The Police officers, Specials & PCSO’s who, through no fault of their own, are often also run ragged in their attempts to meet the demands of crime and other issues in the communities they serve. These people who often face unacceptable levels of personal dangers and/or massive impacts upon their health and personal family life are actually working hard to protect us. However, these resources are already working under a pay freeze and massive changes to their working conditions, which are also set to reduce even further as a result of government austerity measures. The problems surrounding over worked and under valued resources are often compounded by inept management of their deployment.
At this point I would add, just in case Lily is connected with Ms Oliver; this post, along with the previous one, is not aimed at her in particular. However, as the general trait amongst many self-interested senior police managers today is for talking up a good story but failing to deliver the goods; if the cap fits, I suggest she wears it.
As Lily pointed out last time around (and I totally agree); ”the public need to be informed about what the police are doing about crime.” But, as I replied to Lily then and repeat now; any use of the media to promote the actions and work of the police must be based upon fact. For varying reasons, North Yorkshire Police (and other forces), choose to be selective with that truth… With true PR mantra and rhetoric, the process often tends towards painting a rosier picture than is the reality, especially if it helps in reinforcing the agenda of ‘reducing the fear of crime‘, that or some perceived worth of a self-promoting Commander.
Perhaps more credence and value could actually be afforded to the subject matter in this media release if for example, there had been some small mention of any tangible results between April and August? The absence of such information, irrespective of the need to keep any overt/covert operational procedures circumspect and close to the corporate chest, would tend to suggest to the contrary.
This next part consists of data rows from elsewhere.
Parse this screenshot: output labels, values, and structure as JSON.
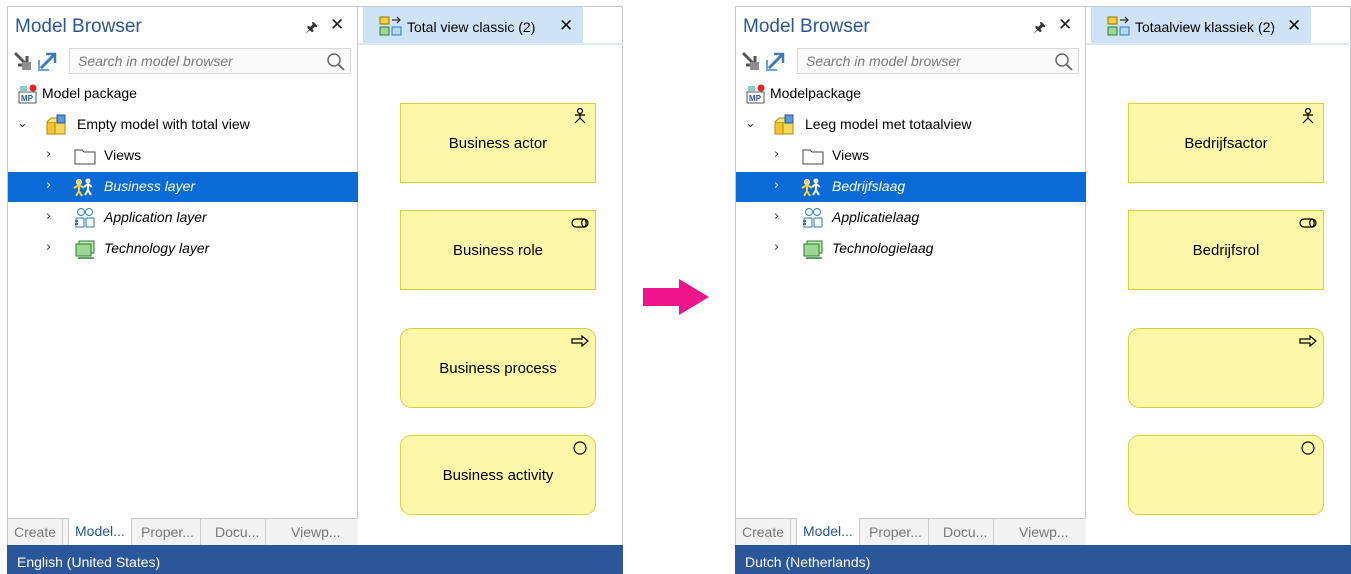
{
  "screens": [
    {
      "model_browser": {
        "title": "Model Browser",
        "search_placeholder": "Search in model browser",
        "tree": [
          {
            "label": "Model package",
            "icon": "model-package-icon",
            "expanded": null
          },
          {
            "label": "Empty model with total view",
            "icon": "model-icon",
            "expanded": true
          },
          {
            "label": "Views",
            "icon": "folder-icon",
            "expanded": false
          },
          {
            "label": "Business layer",
            "icon": "business-layer-icon",
            "expanded": false,
            "selected": true
          },
          {
            "label": "Application layer",
            "icon": "application-layer-icon",
            "expanded": false
          },
          {
            "label": "Technology layer",
            "icon": "technology-layer-icon",
            "expanded": false
          }
        ],
        "tabs": [
          "Create",
          "Model...",
          "Proper...",
          "Docu...",
          "Viewp..."
        ],
        "active_tab": "Model..."
      },
      "document_tab": {
        "title": "Total view classic (2)"
      },
      "elements": [
        {
          "label": "Business actor",
          "kind": "actor-icon"
        },
        {
          "label": "Business role",
          "kind": "role-icon"
        },
        {
          "label": "Business process",
          "kind": "process-icon"
        },
        {
          "label": "Business activity",
          "kind": "activity-icon"
        }
      ],
      "status": "English (United States)"
    },
    {
      "model_browser": {
        "title": "Model Browser",
        "search_placeholder": "Search in model browser",
        "tree": [
          {
            "label": "Modelpackage",
            "icon": "model-package-icon",
            "expanded": null
          },
          {
            "label": "Leeg model met totaalview",
            "icon": "model-icon",
            "expanded": true
          },
          {
            "label": "Views",
            "icon": "folder-icon",
            "expanded": false
          },
          {
            "label": "Bedrijfslaag",
            "icon": "business-layer-icon",
            "expanded": false,
            "selected": true
          },
          {
            "label": "Applicatielaag",
            "icon": "application-layer-icon",
            "expanded": false
          },
          {
            "label": "Technologielaag",
            "icon": "technology-layer-icon",
            "expanded": false
          }
        ],
        "tabs": [
          "Create",
          "Model...",
          "Proper...",
          "Docu...",
          "Viewp..."
        ],
        "active_tab": "Model..."
      },
      "document_tab": {
        "title": "Totaalview klassiek (2)"
      },
      "elements": [
        {
          "label": "Bedrijfsactor",
          "kind": "actor-icon"
        },
        {
          "label": "Bedrijfsrol",
          "kind": "role-icon"
        },
        {
          "label": "",
          "kind": "process-icon"
        },
        {
          "label": "",
          "kind": "activity-icon"
        }
      ],
      "status": "Dutch (Netherlands)"
    }
  ],
  "colors": {
    "title_blue": "#2b579a",
    "selection_blue": "#0a6ad6",
    "status_bar": "#2b579a",
    "element_fill": "#fdf8a7",
    "element_border": "#d9cf3f",
    "arrow_magenta": "#f0148c",
    "doc_tab_bg": "#cfe3f7"
  },
  "glyphs": {
    "pin": "📌",
    "close": "✕",
    "chevron_right": "›",
    "chevron_down": "⌄"
  }
}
I may be totally wrong, indeed I would hope so however; if I have caused further ‘embarrassment I would again ask the question I asked last time… Who should be concerned about the “embarassing content” of my post? Me, the officers involved in the operation, their management or, North Yorkshire Police as an organisation?